Produced and Distributed by Metro-Goldwyn-Mayer
Released: November 1, 1940

Featured cast: Norma Shearer, Robert Taylor, Conrad Veidt

Producers: Mervyn LeRoy, Lawrence Weingarten 
Director: Mervyn LeRoy
Screenwriters: Marguerite Roberts, Arch Oboler
Source: the novel by Grace Zaring Stone, writing as Ethel Vance
Cinematographer: Robert Planck


The American widow of a German count refuses to help a young American rescue his mother from the Nazis.


"Metro will co-star Norma Shearer and Robert Taylor in Escape, a Nazi concentration camp story, from the novel by Ethel Vance. Mervyn LeRoy will direct.
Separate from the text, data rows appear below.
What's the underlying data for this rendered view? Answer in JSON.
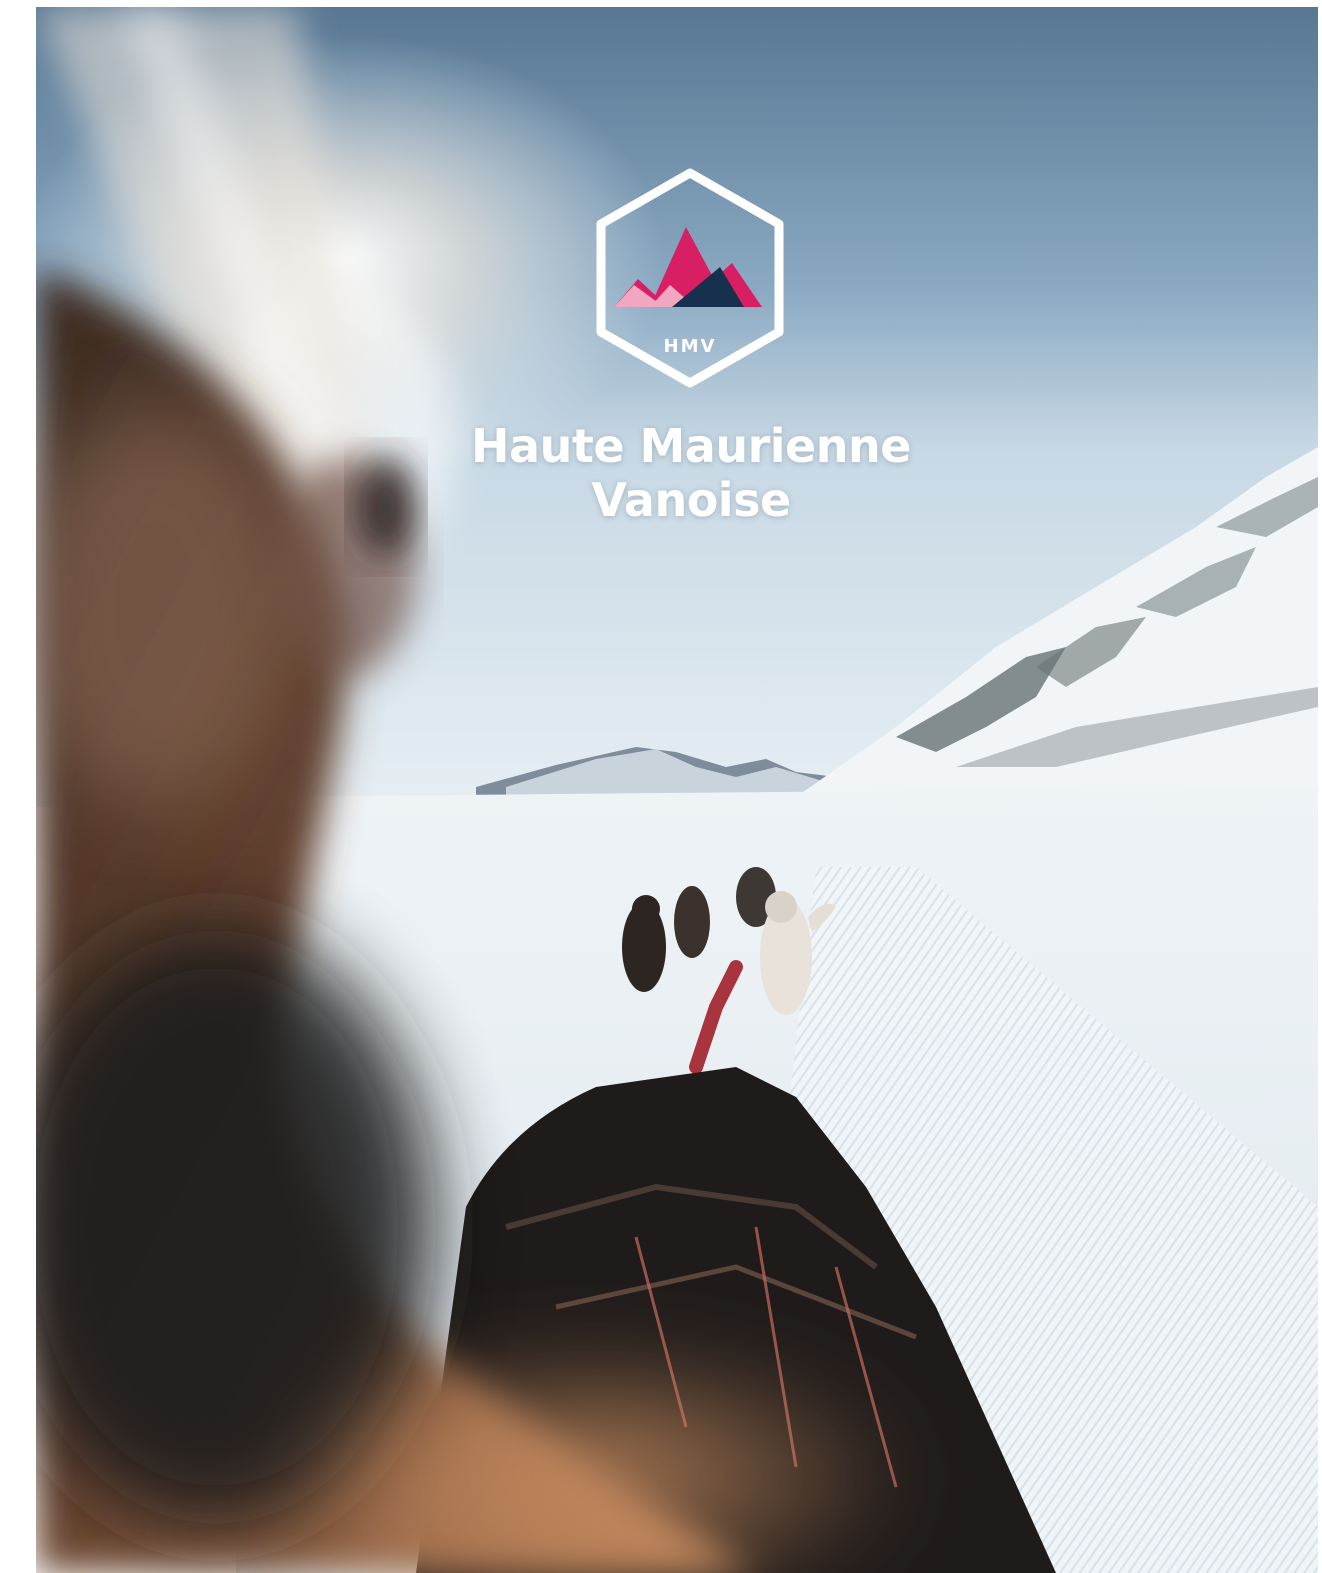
{
  "brand": {
    "badge_text": "HMV",
    "title_line1": "Haute Maurienne",
    "title_line2": "Vanoise"
  },
  "colors": {
    "peak_magenta": "#d81f63",
    "peak_pink": "#f2a7c0",
    "peak_navy": "#16304d",
    "badge_outline": "#ffffff"
  },
  "icons": {
    "logo": "hexagon-mountain-icon"
  }
}
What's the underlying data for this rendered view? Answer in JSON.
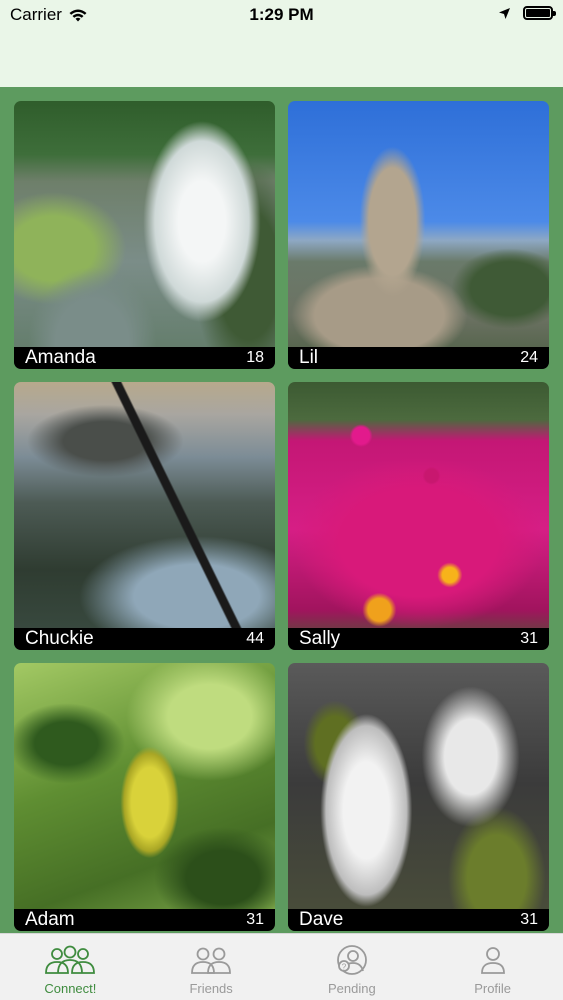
{
  "status": {
    "carrier": "Carrier",
    "time": "1:29 PM"
  },
  "cards": [
    {
      "name": "Amanda",
      "count": "18"
    },
    {
      "name": "Lil",
      "count": "24"
    },
    {
      "name": "Chuckie",
      "count": "44"
    },
    {
      "name": "Sally",
      "count": "31"
    },
    {
      "name": "Adam",
      "count": "31"
    },
    {
      "name": "Dave",
      "count": "31"
    }
  ],
  "tabs": [
    {
      "label": "Connect!",
      "icon": "group-icon",
      "active": true
    },
    {
      "label": "Friends",
      "icon": "friends-icon"
    },
    {
      "label": "Pending",
      "icon": "pending-icon"
    },
    {
      "label": "Profile",
      "icon": "profile-icon"
    }
  ],
  "colors": {
    "accent": "#3f8c3f",
    "grid_background": "#5d9b5f",
    "header_background": "#eaf6e8",
    "tab_inactive": "#9a9a9a"
  }
}
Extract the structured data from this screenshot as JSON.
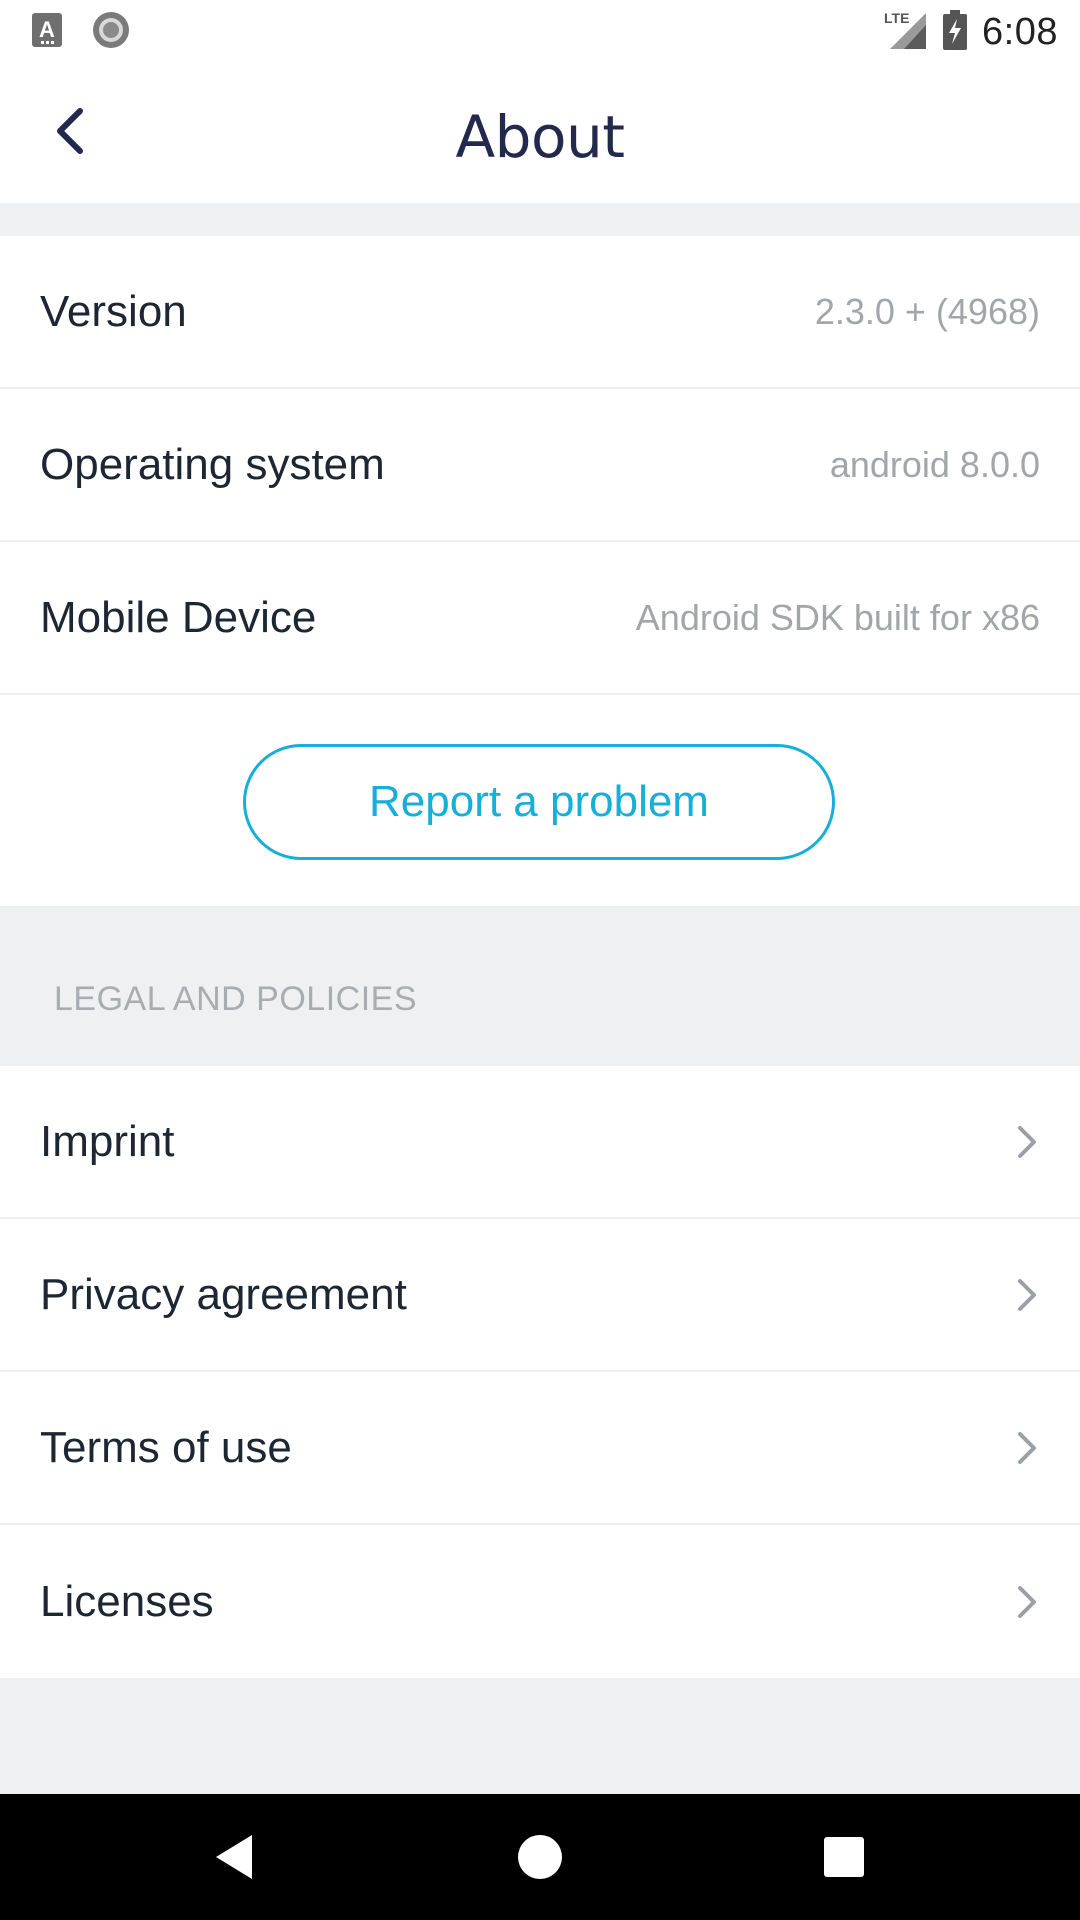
{
  "status_bar": {
    "time": "6:08",
    "network_label": "LTE",
    "icons": [
      "a-notification-icon",
      "record-icon",
      "signal-icon",
      "battery-charging-icon"
    ]
  },
  "header": {
    "title": "About",
    "back_icon": "chevron-left-icon"
  },
  "info": {
    "rows": [
      {
        "label": "Version",
        "value": "2.3.0 +  (4968)"
      },
      {
        "label": "Operating system",
        "value": "android 8.0.0"
      },
      {
        "label": "Mobile Device",
        "value": "Android SDK built for x86"
      }
    ],
    "report_button": "Report a problem"
  },
  "legal": {
    "section_title": "LEGAL AND POLICIES",
    "items": [
      {
        "label": "Imprint"
      },
      {
        "label": "Privacy agreement"
      },
      {
        "label": "Terms of use"
      },
      {
        "label": "Licenses"
      }
    ]
  },
  "nav_bar": {
    "buttons": [
      "back-triangle-icon",
      "home-circle-icon",
      "recents-square-icon"
    ]
  },
  "colors": {
    "accent": "#17aed9",
    "title": "#23294d",
    "text": "#1d2733",
    "muted": "#a2a6aa",
    "background": "#eef0f2"
  }
}
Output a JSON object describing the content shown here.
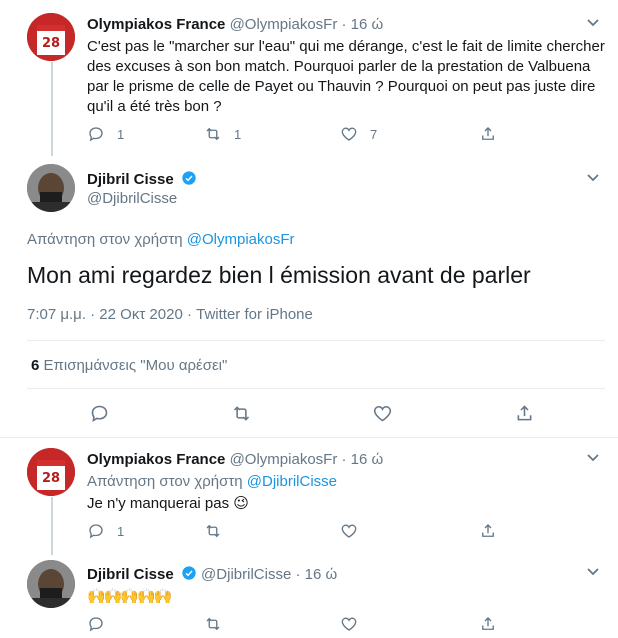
{
  "tweet1": {
    "name": "Olympiakos France",
    "handle": "@OlympiakosFr",
    "time": "· 16 ώ",
    "text": "C'est pas le \"marcher sur l'eau\" qui me dérange, c'est le fait de limite chercher des excuses à son bon match. Pourquoi parler de la prestation de Valbuena par le prisme de celle de Payet ou Thauvin ? Pourquoi on peut pas juste dire qu'il a été très bon ?",
    "replies": "1",
    "retweets": "1",
    "likes": "7"
  },
  "main": {
    "name": "Djibril Cisse",
    "handle": "@DjibrilCisse",
    "reply_prefix": "Απάντηση στον χρήστη",
    "reply_to": "@OlympiakosFr",
    "text": "Mon ami regardez bien l émission avant de parler",
    "timestamp": "7:07 μ.μ. · 22 Οκτ 2020 · Twitter for iPhone",
    "likes_count": "6",
    "likes_label": "Επισημάνσεις \"Μου αρέσει\""
  },
  "tweet3": {
    "name": "Olympiakos France",
    "handle": "@OlympiakosFr",
    "time": "· 16 ώ",
    "reply_prefix": "Απάντηση στον χρήστη",
    "reply_to": "@DjibrilCisse",
    "text": "Je n'y manquerai pas",
    "emoji": "😉",
    "replies": "1"
  },
  "tweet4": {
    "name": "Djibril Cisse",
    "handle": "@DjibrilCisse",
    "time": "· 16 ώ",
    "text": "🙌🙌🙌🙌🙌"
  },
  "colors": {
    "link": "#1b95e0",
    "muted": "#657786",
    "divider": "#e6ecf0",
    "verified": "#1da1f2"
  }
}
Shooting starts April 22.”
- West Coast Bureau, “Shearer, Taylor to Co-Star,” Film Daily, April 11, 1940


“Just as the Ethel Vance novel Escape had the book-reading public by the ears this time last year, there is every reason to suspect the excellent screen version thereof, which Mervyn LeRoy has prepared for Metro and which opened here yesterday at the Music Hall, will have the moviegoers of the land by the nape of the neck as it gets around. For this is far and away the most dramatic and hair-raising picture yet made on the sinister subject of persecution in a to­talitarian land, and the suspense which it manages to compress in its moments of greatest intensity would seem enough to blow sizable holes in the screen.”
- Bosley Crowther, The New York Times, November 1, 1940

“Norma Shearer, as the Countess, makes up for a static performance by coming to life in the last scene and giving a fine dramatic fillip to the fade-out. Nazimova is splendid throughout, although there is less dramatic stress laid on Emmy's than on Mark's part in the drama. Elsa Basserman, Blanche Yurka, and Bonita Granville are fine, too, in the parts they are called upon to play.”
- Kate Cameron, New York Daily News, November 1, 1940

“Outspoken, aggressive little director Mervyn LeRoy lost none of the story in transposing it to the screen. Even the saccharine qualities of Norma Shearer are skillfully tempered to fit the regenerated Countess. Only Robert Taylor, unfairly injected into big league competition, falls behind the pace. But director LeRoy's combination is too strong to be defeated by this single handicap.”
- Time magazine, November 18, 1940


“I think this is a fine picture. It got the better class of people out, but the farmers didn’t give it good comments. Acting fine. Business just fair.”
- J.C. Hartley, Arcade Theatre, Arcade, New York, Motion Picture Herald, January 11, 1941

“This proved to be a much better drawing picture than I had anticipated. Picture gave general satisfaction and was well worth playing.”
- Harold Smith, Dreamland Theatre, Carson, Iowa, Motion Picture Herald, February 15, 1941

“Surely a high class show if there ever was one. Box office return was only fair. I guess too many of our young bloods have gone to army and defense manufacturing centers.”
- Lawrence E. Speaker, Star Theatre, Stayton, Oregon, Motion Picture Herald, February 15, 1941


Escape cost $1,205,000 and grossed $2,364,000. It was Norma Shearer's last hit film.
(These figures have not been adjusted for inflation nor do they include profits from reissues, television syndication, and home entertainment formats.)


Behind the Scenes